When you see tapes of Ella Fitgerald singing or of Mark Doty reading his
poetry aloud or of Hakeem Olajuwon’s turn-around fade-away baseline

in-the-face-of-David-Robinson jump shot, you know that Descartes had it
wrong. Mind-body dualism means poverty. The only way to really do
something is to do it with everything: fingertips, muscles, cerebrum,
breath. This is the way David writes a novel, an essay, a screenplay,
listens to music, argues with me about William Blake (the first of my
lovers not to defer to me on such subjects), eats, speaks to his
grandmother on the phone, runs, presses me hard and suddenly against the
wall of the elevator before the doors even shut. He is there. The
opposite of distracted.


I am learning this, not easily. When I met David, my campaign to pare
my body down to pure geometry — planes, angles, lines — was at its peak.
Odd combination of self-denial and self-absorption. My body was the bad
twin sister whose eyes I never met and hands I never took, although I
made a study of all of her parts — arms, thighs, breasts, face. I
arranged them like fruit, choosing colors, knowing how to bring flutes of
collarbone into starkest relief. At night, I slept the thin, fitful
sleep of the hungry, brain going and going, beating ideas into words,
heart beating like a bird’s. When I think about myself now, I see that I
was pieces — good pieces mostly — but loose, moving in different


I’m growing to love my body for its nerve-endings, the places they

* * *

When the Egyptian god Osiris, son of earth-god and sky-goddess, was
murdered, his body was torn into pieces and scattered across Egypt. Isis,

wife and sister both, mourned him bitterly, her tears causing the long
Nile to overflow its banks. After a while, she stopped weeping and,
propelled by the longing to keep him, gathered her husband, walking over
the damp land, rowing her boat among the upright and tangled reeds to
find him, taking up each part in her own hands. When she had found them
all, she knit them together and swathed his cold body in white linen
bandages. Then, she fanned him with her wings, and Osiris, made whole,


When David and I make love, I remember him and he remembers me; we are
both Isis, both Osiris. Remembering, the opposite of
dismembering, the opposite of forgetting.

* * *

We are lying in our bed after making love. As always, I am sharp,
clear-cut and dazzled, while he is nearly asleep. I begin to describe
what orgasm is like for me, that there is a kind of Doppler effect
involved. That it isn’t being lit like a match, a sudden conflagration,
but like watching a hard wind come across a field or a body of water; it
flattens the grass or sends a shiver across the lake before it gets to
me. I tell him that I love this approach of pleasure almost more than its
peaking. He doesn’t say anything, then asks me if I was thinking this
as it was actually happening. I say that, no, I wasn’t; I had just now
thought of it. And I had.

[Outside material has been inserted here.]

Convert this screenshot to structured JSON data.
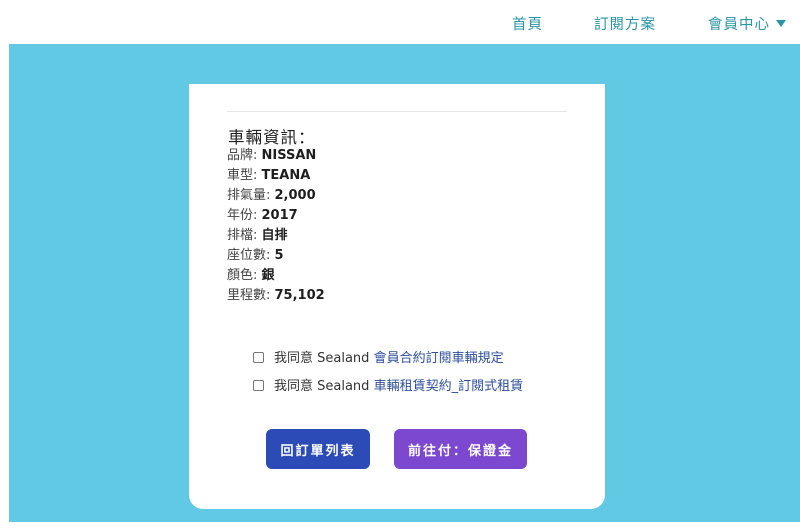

* * *

Sometimes, friends ask me about marriage: Why, how, for how long? What
makes it work? they want to know, as if it were a clock. Wheels with

tiny teeth catching each other, setting each other spinning. I know
this: our marriage is a passionate undertaking. Passion, a word I
once thought meant helpless, wild-eyed voracity, a kind of spontaneous
double-devouring of subject and object. I was mistaken. It is nothing
so slight, so ultimately lusterless as that. That kind of obsession
doesn’t so much burn itself out as get bored with itself. Passion is
giving something your undivided attention, is concentrated generosity
shot through with wonder, a kindness that is not mild.

* * *

Now, we’re making a baby. That’s what we call it, “making a baby,” as
though we are assembling it a little bit at a time, carefully fastening
the tiny, pulsing synapses, linking vertebrae one to the other like a
bracelet. I am afraid it won’t happen and only slightly less afraid that
it will.

* * *

After over eight years, his voice, the proximity of his body still act on
me like alchemical agents, warming me, settling me into myself. This is
inexplicable, has always been true, and doesn’t change. He is like
bread, whiskey, gulf stream, Nile. He is like nothing so much as

For her husband’s side of their story, read
What She Hungers For by David Teague.

Marisa de los Santos
and Nerve.com